S&P 500

The S&P 500 rose by 1.7% for the week, effectively charting an all-time new high of 1994.75 and closing at 1988.4. Our model portfolio:


We performed exceptionally well and appreciated by 3.54% for the week. Since inception our model portfolio has gained by 13.16%. In the comparative period the S&P 500 has appreciated by 9.49%. We are indeed pleased by this outperformance. Please note the stop-loss level changes as marked in yellow.

Our proprietary sentiment models:


We have not seen a red uptick in any of our sentiment models. Typically a red uptick precedes dramatic market decline and represents a frothy over-valued market that has almost absorbed all its available buyers. We do not see any evidence of that.

On Thursday, unemployment claims came in lower than forecast at 298,000 (302,000). However, chairperson Yellen consistently refers to "slack" in the US economy, specifically to the labor market. We interpret this to mean that there is still an oversupply of workers in the labor market. As such wage growth is deemed to be muted.

According to the Boston Globe, "households in the top 20 percent of US socioeconomic groups saw their incomes grow by an average of $8,358 a year from 2008 to 2012, versus a $275 annual decline for the lowest 20 percent." (

In our opinion wage growth is the key data point. Until we see a general increase in wages, the Fed will remain accommodating. This bodes well for capital gains - companies have and continue to take advantage of this economic environment to streamline and grow. With low borrowing costs we expect capital expenditures to rise and normalize. Our view is that we are in the second stage of the bull market - the improved earnings stage. A large part of the improved earnings has been a result of companies cost-cutting and streamlining. This must be continued by a measured growth in revenue as a result of internal investment and capital expenditure.

An important data release is due this Tuesday. Durable goods could signal a return to aggressive capital spending by companies . Consider:

Durable Goods

The top chart is that of Manufacturers' New Orders: Durable Goods (source: St Louis Fed) and the bottom is the chart of the S&P 500 from the beginning of 1992 until present. Before the credit crisis durable goods led the S&P 500 higher. Today it is the market that is leading durable goods orders. Nevertheless, it is quite apparent that there is a correlation. Thus, the longer durable goods stall, the greater the risk of a broader market decline as per the red highlighted areas.

It will come as no surprise to regular readers that we are bulls in this market and are of the opinion that capital expenditure will indeed increase. We will continue to be bullish until proven otherwise.
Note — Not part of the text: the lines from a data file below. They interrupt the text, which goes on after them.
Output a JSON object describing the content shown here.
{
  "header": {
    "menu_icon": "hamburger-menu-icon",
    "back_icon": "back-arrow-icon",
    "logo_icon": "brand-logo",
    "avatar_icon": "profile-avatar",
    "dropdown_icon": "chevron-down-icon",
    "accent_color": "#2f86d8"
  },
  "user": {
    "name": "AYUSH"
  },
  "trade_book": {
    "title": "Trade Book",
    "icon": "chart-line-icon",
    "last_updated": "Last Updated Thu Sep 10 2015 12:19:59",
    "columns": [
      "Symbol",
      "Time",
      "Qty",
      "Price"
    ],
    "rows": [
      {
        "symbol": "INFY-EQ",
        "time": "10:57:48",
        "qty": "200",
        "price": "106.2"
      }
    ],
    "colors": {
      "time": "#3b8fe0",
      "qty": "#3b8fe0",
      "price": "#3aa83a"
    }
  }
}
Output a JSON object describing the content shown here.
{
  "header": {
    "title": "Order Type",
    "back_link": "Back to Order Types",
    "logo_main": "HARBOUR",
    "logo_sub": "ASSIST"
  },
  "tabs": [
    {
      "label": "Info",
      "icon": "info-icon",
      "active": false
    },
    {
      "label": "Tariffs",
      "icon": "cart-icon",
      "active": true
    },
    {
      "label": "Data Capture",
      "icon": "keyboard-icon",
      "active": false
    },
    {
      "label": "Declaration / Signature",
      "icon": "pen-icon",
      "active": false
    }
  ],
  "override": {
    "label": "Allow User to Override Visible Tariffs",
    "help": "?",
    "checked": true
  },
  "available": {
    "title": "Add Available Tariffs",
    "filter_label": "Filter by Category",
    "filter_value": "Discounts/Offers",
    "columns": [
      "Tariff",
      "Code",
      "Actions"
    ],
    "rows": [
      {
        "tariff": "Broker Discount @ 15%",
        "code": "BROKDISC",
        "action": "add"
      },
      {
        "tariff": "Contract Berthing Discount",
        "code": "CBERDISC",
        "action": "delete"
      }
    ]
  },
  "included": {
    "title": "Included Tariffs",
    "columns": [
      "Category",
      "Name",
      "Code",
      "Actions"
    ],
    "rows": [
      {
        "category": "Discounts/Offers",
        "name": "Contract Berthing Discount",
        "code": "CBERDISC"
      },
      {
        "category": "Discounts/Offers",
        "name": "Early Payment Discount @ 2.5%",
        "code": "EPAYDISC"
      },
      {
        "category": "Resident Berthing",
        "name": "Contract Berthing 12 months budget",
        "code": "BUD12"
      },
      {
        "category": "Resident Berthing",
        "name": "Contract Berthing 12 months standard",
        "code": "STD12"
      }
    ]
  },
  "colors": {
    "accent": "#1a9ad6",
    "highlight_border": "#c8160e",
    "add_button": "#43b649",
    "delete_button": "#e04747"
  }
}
Disclosure: The author has no positions in any stocks mentioned, and no plans to initiate any positions within the next 72 hours.